A band of men whom hairdressers described as being dressed in the uniform of local security forces stormed the “Edem” salon in the center of the regional capital Grozny, demanding they cover up the hair of two women in their advertisement.
“Authorities walked around the area, ripping off ads with women pictured in them. They told us that ads displaying women without headscarves are banned,” said a 28-year-old hairdresser, who declined to give her name.
“We got scared so we covered them up,” she said pointing to a large crimson ad outside where the black and blonde locks of two women in photographs had been plastered over with red tape.
The orders come on top of a spate of paintball attacks last year on women for not wearing headscarves on city streets in Chechnya, igniting ire from women who said being forced to dress a certain way violated their rights.
Kadyrov later said he was grateful to the attackers.
Four years ago he issued an edict that said women must don headscarves to enter state buildings. Rights groups say it is a violation of Russian law, but the edict is strictly followed.
Rights workers and some locals fear that Vladimir Putin’s return to the presidency will strengthen Kadyrov’s grip over Chechnya.
“There had never been this sort of treatment toward women on the government level before.
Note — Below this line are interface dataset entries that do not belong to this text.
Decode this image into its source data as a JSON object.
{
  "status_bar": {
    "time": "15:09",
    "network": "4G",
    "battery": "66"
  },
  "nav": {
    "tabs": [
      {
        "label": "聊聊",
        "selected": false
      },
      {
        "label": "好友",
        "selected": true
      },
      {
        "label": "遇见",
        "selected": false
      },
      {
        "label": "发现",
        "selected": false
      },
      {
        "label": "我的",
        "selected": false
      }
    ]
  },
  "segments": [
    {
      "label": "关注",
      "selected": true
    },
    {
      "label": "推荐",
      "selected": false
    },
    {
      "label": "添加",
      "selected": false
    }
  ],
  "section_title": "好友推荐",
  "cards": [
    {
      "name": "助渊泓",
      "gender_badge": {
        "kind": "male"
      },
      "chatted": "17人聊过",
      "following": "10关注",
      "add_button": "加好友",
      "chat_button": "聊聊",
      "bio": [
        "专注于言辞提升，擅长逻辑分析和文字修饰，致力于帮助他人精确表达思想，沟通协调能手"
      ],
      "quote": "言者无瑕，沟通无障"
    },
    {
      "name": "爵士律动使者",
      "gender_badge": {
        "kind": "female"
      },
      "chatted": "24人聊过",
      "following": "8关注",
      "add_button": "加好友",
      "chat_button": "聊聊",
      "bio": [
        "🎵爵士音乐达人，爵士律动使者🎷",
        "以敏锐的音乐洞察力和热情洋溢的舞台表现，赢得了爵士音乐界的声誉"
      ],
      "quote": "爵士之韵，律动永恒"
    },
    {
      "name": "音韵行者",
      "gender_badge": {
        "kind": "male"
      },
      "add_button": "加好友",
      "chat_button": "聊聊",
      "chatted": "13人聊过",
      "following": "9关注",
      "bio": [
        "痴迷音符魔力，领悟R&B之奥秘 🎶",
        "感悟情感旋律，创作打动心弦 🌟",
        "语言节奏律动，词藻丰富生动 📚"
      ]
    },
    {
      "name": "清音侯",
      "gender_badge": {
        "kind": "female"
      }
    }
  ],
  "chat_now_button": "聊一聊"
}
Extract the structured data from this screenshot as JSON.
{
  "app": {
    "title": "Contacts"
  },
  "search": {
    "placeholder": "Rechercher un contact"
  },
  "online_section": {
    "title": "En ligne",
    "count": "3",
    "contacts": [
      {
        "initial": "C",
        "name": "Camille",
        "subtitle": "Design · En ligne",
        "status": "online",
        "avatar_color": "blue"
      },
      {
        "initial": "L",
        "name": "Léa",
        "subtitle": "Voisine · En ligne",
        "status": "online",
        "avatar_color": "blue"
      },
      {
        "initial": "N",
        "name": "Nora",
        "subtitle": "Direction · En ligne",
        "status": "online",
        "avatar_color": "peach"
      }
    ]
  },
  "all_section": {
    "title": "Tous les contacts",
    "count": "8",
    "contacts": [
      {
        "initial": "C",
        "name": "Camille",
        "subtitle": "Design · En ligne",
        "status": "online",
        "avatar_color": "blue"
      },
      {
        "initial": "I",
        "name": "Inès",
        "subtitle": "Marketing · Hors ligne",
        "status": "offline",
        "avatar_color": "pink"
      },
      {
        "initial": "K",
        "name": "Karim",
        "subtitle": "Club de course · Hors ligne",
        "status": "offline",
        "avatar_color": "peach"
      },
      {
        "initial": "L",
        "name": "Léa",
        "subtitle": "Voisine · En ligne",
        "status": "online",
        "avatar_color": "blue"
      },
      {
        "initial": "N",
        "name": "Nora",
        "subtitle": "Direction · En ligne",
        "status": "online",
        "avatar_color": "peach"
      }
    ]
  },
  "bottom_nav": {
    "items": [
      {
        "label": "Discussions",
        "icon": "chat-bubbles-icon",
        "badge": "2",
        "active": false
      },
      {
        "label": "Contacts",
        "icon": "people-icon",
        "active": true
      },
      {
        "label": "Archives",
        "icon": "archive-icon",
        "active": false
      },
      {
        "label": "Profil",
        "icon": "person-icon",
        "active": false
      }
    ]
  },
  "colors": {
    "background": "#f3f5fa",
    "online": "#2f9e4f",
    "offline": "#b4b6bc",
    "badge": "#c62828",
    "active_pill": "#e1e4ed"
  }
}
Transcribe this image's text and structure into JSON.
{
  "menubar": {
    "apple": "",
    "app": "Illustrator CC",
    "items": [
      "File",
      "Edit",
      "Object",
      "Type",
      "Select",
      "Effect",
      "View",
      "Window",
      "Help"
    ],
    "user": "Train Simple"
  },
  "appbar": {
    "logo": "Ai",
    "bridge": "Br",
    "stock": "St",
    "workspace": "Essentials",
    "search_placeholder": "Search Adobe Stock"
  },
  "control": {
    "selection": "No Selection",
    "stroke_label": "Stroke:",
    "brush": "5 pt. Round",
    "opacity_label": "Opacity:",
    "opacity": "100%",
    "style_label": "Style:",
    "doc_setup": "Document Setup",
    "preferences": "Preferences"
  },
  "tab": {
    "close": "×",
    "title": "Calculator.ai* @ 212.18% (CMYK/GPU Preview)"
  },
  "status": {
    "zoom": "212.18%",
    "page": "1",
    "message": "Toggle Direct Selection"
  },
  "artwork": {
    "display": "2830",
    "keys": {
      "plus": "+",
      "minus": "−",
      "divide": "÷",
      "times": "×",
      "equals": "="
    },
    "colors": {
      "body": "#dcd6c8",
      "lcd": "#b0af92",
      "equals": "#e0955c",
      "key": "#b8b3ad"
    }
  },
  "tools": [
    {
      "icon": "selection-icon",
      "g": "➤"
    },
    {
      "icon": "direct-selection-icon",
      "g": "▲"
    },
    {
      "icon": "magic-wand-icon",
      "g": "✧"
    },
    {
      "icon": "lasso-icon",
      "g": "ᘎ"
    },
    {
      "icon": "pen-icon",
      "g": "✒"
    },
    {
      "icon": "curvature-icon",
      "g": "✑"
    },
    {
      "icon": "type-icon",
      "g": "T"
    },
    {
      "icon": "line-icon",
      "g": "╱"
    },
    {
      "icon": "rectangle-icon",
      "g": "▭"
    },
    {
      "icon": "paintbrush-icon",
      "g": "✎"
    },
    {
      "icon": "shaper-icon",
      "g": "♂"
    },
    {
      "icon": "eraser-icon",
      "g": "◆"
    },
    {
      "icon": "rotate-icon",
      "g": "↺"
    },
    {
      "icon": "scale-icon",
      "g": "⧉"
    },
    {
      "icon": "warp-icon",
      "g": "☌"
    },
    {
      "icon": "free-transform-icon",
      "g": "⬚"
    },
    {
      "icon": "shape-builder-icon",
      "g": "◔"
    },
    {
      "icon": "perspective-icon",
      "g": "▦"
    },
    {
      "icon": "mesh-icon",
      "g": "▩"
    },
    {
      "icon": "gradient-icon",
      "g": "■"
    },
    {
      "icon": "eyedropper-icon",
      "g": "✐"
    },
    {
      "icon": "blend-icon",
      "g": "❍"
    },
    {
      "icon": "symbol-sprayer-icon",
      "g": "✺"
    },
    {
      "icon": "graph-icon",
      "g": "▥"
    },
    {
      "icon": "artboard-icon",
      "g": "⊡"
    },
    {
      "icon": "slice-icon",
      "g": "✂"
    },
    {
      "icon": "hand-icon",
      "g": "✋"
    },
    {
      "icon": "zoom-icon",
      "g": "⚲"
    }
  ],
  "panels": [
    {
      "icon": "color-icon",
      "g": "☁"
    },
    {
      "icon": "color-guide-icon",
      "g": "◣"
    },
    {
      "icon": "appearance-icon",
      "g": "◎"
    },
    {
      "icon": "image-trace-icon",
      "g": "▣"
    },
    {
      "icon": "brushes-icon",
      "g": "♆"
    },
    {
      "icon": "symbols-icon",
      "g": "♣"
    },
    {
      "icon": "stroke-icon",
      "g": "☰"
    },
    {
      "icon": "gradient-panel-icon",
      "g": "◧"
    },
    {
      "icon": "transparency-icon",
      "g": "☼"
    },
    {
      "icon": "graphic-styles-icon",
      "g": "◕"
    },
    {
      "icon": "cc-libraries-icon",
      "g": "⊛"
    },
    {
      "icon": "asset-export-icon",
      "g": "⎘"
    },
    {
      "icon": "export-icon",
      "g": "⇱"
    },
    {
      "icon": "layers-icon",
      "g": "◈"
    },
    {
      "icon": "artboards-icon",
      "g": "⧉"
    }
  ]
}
This all started when Kadyrov came to power (in 2007),” said Raisa Borshchigova, 31, who was compelled to become an independent rights activist after she was shot at with paintball pellets.
A source in the regional government, speaking on condition of anonymity, told Reuters that the attacks on advertisements had been ordered by local authorities.
But a spokesman denied Kadyrov had issued such an order.
“All advertisements in Grozny are in place. We didn’t take a single one down, or order anyone to do so. Cowards are spreading lies about us,” said the spokesman.
The state-funded Islamic Cultural Center, which is linked to Kadyrov and has openly spoken of its contempt for bareheaded women, denied involvement.
“It was terrible. About seven of them came in and said we needed to change our ad or we couldn’t operate anymore,” said Italian clothing store owner Mariana, adding she had also taped over the womens’ hair.
But not everyone received warnings.
When a dentist at a central clinic returned one afternoon this week, he saw that his poster advertising a tooth whitening service had been destroyed, leaving a ring of blonde hair encircling a gaping hole that had once been a woman’s face.
Writing by Amie Ferris-Rotman in Moscow